In the weekly Museum Musings column in Pique Newsmagazine, we mostly explore and share stories of the past. Rarely, however, do we go back thousands or millions of years as is required when talking about the geological history of our region. In celebration of the Sea to Sky Fire and Ice Aspiring GeoRegion, the Museum is showcasing the landscape in the new exhibition Shaping the Landscape with Fire & Ice.

Throughout time, fire and ice have played an important part in shaping the land. Whistler sits in the subduction zone of converging tectonic plates, where the Juan De Fuca plate is being pushed under the North American plate, creating the Coast Mountains. All of the volcanoes considered active in Canada are found in BC and the Yukon along tectonic plate boundaries, and all are part of the Pacific Ring of Fire.

Garibaldi Provincial Park is named after Mount Garibaldi, the largest mountain in the park and a potentially active stratovolcano. While the last eruption was around 13,000 years ago, this is still relatively recent in geological time (Black Tusk, on the other hand, likely erupted approximately 170,000 years ago). Volcanoes can erupt again after being dormant for thousands of years. Thankfully, if Mount Garibaldi was to rumble back life to we would start seeing warnings such as hot springs, hot spots and seismic activity in the region from rising magma.

Fire and ice shaped this region, creating the unique mountains that are popular for recreation. Greg Griffith Collection.

While Mount Baker is instantly recognisable as a volcano, Mount Garibaldi is harder to distinguish because it is not a typical cone shaped volcano. When Mount Garibaldi erupted during the last ice age, one half of the volcanic cone formed on a rock foundation, while the west side settled on top of a glacier. As the glacier melted and receded the mountain collapsed, changing shape. Giant landslides spread the volcanic debris across the Squamish Valley.

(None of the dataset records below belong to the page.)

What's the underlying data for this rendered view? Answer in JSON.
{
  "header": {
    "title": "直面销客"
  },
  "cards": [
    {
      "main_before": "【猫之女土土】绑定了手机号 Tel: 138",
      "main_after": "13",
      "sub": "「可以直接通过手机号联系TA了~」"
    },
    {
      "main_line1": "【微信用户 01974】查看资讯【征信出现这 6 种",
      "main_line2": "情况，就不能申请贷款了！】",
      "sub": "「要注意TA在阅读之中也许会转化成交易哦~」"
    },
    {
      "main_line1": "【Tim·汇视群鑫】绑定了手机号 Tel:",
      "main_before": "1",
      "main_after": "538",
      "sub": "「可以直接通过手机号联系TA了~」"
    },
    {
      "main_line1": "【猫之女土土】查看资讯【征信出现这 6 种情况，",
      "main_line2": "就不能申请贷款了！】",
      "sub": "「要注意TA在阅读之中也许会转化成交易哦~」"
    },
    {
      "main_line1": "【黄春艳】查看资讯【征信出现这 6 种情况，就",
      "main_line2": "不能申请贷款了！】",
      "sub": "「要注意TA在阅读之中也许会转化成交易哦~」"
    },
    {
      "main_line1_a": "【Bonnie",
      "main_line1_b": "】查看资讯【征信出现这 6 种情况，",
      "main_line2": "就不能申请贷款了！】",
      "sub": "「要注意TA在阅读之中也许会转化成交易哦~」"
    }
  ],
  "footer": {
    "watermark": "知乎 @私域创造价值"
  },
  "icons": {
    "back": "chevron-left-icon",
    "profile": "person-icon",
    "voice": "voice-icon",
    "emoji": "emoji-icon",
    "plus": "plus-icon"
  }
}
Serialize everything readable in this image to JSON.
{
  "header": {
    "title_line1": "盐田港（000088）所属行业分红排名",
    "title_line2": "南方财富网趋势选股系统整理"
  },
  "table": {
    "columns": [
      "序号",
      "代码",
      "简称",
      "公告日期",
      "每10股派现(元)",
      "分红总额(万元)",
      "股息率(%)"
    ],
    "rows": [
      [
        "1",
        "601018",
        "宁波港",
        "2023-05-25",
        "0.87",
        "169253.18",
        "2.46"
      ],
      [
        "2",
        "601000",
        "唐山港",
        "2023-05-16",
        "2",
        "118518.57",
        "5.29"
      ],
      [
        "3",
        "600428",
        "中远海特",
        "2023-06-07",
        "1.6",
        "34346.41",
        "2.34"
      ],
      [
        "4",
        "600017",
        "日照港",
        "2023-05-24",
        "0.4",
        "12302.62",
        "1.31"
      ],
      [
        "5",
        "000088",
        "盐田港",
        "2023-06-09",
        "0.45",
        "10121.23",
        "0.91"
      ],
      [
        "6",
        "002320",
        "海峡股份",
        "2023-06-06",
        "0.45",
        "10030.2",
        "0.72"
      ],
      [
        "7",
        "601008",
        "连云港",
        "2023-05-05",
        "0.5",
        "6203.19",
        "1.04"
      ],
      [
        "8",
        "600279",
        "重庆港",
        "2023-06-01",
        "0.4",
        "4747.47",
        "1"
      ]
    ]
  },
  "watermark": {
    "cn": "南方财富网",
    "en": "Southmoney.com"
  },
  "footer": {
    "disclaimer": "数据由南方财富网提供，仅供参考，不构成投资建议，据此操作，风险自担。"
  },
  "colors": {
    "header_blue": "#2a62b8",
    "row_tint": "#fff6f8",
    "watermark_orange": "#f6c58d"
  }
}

We can thank this active volcanic region for the formation of Garibaldi Lake. Also around the end of the last glaciation, Clinker Peak on the shoulder of Mount Price erupted. The Cheakamus Valley had been full of ice over 1.3 km above sea level that was rapidly melting. Lava from the Clinker Peak eruption flowed towards the valley below where it hit the Cheakamus Valley glacier. There it cooled rapidly against the wall of ice, solidifying to create a dam across the mountain valley. As snow and ice melted from the mountains above it became trapped behind this wall, known as The Barrier, creating Garibaldi Lake.

Garibaldi Lake. Cliff Fenner Collection.

The only water that leaves Garibaldi Lake year round gushes from springs coming through the scree slope below The Barrier. This consistent flow of water lubricates the bottom of the naturally unstable dam and poses a significant geological hazard, with some scientists worried it could one day collapse. It is not uncommon to see rocks fall from The Barrier, hence the name of Rubble Creek below, and according to indigenous oral histories a major landslide occurred 1855 when a slab of rock fell from The Barrier. With approximately 1.28 trillion litres of water trapped by an unstable dam wall at 1400 metres of elevation, a collapse could be catastrophic. It is for this reason that an evacuation order of Garibaldi Townsite was issued in 1980, with the last residents leaving the town in 1986. Today the Garibaldi Townsite no longer exists. 

Hikers looking at The Barrier around the 1960s or 1970s. Cliff Fenner Collection.

Shaping the Landscape with Fire & Ice is on now at the Whistler Museum, open from 11am every day except Wednesday. Entry is by donation, and you can further support the Whistler Museum by becoming a Museum Member.